I don’t actually place too much stock in New Year’s resolutions. In the past when I have, they are usually too big or not sustainable, and by January 31, I’m like meh. This sucks and I don’t want to do it any more. So then I let the unmet goals go until the angst over not getting enough exercise or being unable to wear the clothes that are two sizes past creep up and make me feel defeated again. This is the hamster wheel of my own anxiety spinning around in my head. It can turn into a bad case of the “What ifs” if I don’t follow my own advice. You know, doctor, heal thyself. So I make sure set goals I can achieve, I get competent help, and I pay attention to self care.

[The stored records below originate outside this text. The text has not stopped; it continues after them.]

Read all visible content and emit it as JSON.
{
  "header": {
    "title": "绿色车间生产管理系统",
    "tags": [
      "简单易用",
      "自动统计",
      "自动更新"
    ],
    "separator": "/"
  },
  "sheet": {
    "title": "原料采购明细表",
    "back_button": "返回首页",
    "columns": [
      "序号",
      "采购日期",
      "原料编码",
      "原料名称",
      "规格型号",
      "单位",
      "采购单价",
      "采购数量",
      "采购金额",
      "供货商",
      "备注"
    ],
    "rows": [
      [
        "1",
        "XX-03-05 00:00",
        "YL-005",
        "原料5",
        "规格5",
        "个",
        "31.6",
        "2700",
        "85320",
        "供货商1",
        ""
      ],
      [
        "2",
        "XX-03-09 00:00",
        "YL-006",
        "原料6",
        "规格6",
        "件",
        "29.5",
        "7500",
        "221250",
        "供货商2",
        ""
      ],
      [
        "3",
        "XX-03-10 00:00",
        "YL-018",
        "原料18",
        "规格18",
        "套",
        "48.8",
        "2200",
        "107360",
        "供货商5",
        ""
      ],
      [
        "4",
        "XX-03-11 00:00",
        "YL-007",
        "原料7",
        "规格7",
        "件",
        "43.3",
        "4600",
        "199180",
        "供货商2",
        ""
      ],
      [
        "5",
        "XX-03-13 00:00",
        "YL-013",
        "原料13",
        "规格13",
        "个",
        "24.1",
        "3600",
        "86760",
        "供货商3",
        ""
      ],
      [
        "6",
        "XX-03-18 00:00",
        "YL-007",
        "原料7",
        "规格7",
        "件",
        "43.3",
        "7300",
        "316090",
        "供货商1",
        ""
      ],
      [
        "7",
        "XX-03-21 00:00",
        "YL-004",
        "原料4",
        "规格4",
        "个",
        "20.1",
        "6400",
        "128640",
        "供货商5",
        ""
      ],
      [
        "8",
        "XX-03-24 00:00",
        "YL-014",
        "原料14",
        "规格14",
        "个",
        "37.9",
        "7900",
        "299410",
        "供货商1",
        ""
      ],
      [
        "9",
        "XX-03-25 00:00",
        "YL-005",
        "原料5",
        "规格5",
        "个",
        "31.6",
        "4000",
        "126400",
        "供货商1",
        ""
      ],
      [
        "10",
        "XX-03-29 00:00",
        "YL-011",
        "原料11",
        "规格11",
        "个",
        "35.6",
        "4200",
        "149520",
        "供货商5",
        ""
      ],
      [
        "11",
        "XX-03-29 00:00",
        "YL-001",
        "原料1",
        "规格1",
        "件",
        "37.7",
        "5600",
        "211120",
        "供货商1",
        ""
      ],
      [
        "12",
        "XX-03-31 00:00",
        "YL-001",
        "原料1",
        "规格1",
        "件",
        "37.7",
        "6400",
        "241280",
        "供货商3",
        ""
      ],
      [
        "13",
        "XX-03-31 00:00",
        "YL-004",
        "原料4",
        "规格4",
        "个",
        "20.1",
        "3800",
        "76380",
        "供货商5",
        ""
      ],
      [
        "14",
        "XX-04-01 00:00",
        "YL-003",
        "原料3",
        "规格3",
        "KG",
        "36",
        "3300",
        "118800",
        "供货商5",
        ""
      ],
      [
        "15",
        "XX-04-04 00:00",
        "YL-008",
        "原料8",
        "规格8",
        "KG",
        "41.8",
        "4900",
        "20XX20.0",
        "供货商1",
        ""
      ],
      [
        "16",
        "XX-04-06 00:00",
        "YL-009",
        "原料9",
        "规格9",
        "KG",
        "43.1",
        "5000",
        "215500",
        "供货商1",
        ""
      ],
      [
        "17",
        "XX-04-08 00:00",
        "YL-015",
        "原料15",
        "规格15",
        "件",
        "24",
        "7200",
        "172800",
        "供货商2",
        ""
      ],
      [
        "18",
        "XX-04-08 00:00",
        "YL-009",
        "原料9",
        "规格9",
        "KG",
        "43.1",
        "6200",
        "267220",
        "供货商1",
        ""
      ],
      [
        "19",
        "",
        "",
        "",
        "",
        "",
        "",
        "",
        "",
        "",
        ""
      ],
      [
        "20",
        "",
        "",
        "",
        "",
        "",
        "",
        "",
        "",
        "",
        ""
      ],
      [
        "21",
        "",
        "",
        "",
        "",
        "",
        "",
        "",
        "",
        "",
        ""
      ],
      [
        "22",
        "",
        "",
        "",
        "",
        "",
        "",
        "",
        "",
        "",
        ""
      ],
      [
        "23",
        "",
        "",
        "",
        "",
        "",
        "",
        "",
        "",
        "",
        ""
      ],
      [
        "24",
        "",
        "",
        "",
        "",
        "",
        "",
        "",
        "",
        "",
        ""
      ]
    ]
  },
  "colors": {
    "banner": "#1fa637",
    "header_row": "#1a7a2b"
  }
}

All of that allows me to do what I do best, which is to help you tame your anxiety. But if you are feeling a little shy about seeking help, or unsure of what to expect in therapy, please let me demystify it for you. Read more